Those looking for LGBTQI+ communities and groups to join can explore the following:
Hong Kong LGBT+ Attorneys (HKGALA)
With more than 800 members, HKGALA aims to promote LGBT+ inclusion in the legal profession and increase awareness of LGBT+ legal issues in Hong Kong and abroad.
The Harmonics Choir
Music lovers can check out The Harmonics, a choir that welcomes LGBT and LGBT-friendly singers.
This nonprofit aims to facilitate unity and cooperation in Hong Kong’s LGBT+ community and to engage allies and the public through community engagement and education. Their professional events include a monthly networking event and a mentorship program with the Queer Straight Alliance, Hong Kong’s largest network of LGBTQI+ university students, staff and allies.
Out in Hong Kong
Fitness lovers can join Out in Hong Kong’s many sports, health and outdoor-themed activities.
Tongzhi Literary Group
Writers and non-writers can mingle and share their work at Tongzhi Literary Group events. Both Cantonese and English writers are welcome.
Major LGBTQI+ events in Hong Kong include:
The Hong Kong Pride Parade has grown year on year since 2008 and is now a firmly entrenched annual event celebrating diversity and LGBT rights in a positive, happy way.
Hong Kong Lesbian and Gay Film Festival
Now in its 31st year, the HKLGFF is Asia’s longest running lesbian and gay film festival.
A weeklong series organized by the Pink Alliance and billed as “Asia’s Premier LGBT+ Festival.”
A family-friendly outdoor festival featuring food, music, and a “community zone” spotlighting organizations serving the LGBTQ+ community in Hong Kong.
Places of Worship
If you are religious, finding a place to worship will be a top priority.
Joining a spiritual community is also a good way to make new friends and meet like-minded people. Religious freedom is guaranteed in Hong Kong’s constitution, so you will find a place for every faith here.
There are many Roman Catholic and Protestant churches throughout Hong Kong. For a list of Roman Catholic Churches, visit the website of the Catholic Diocese of Hong Kong.
The Church of Jesus Christ of Latter Day Saints has a temple in Kowloon Tong.
Temples and Monasteries
As you might expect, Buddhist and Taoist temples and monasteries are numerous and can be found in every part of Hong Kong. There are two Hindu temples, one located in Happy Valley and one in Tsim Sha Tsui, and a Sikh temple in Wan Chai.
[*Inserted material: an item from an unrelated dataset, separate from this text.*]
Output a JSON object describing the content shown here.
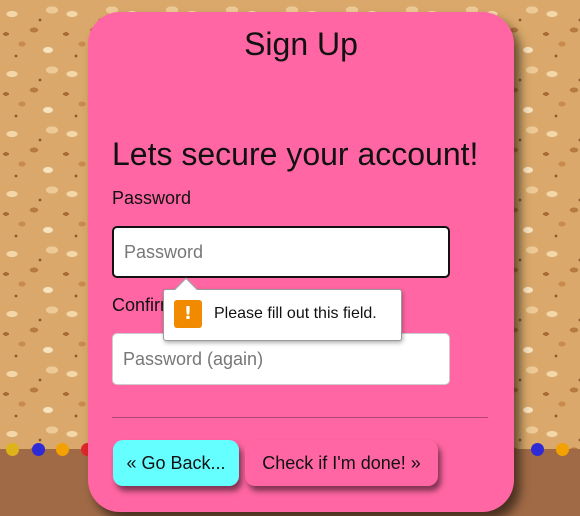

There are three main mosques, one in Kowloon and two on Hong Kong Island. The Kowloon Mosque and Islamic Center, Hong Kong’s largest mosque building, can accommodate up to 3,000 people at a time. It is located on Nathan Road in Tsim Sha Tsui. The Islamic Union website has more information.
More information on religion in Hong Kong and places of worship is provided in Good to Know > About Hong Kong > People, Religion and Customs.
Cantonese, the most widely spoken dialect in Hong Kong, is integral to Hongkongers’ cultural identity.
Not to be confused with four-toned Mandarin Chinese, aka Putonghua (which literally translates to “common language”), the heavily slang-based Cantonese with its six tones is notoriously difficult for foreigners to learn; a word pronounced in the incorrect tone takes on an entirely different meaning.
While it is unlikely that you will ever master the dialect completely, a few key phrases are all you need to get around with ease in Hong Kong. Locals will be pleased at your efforts and will be very helpful.
For more information on Chinese language schools and courses in Hong Kong, see Live > Continuing Education > Language Classes.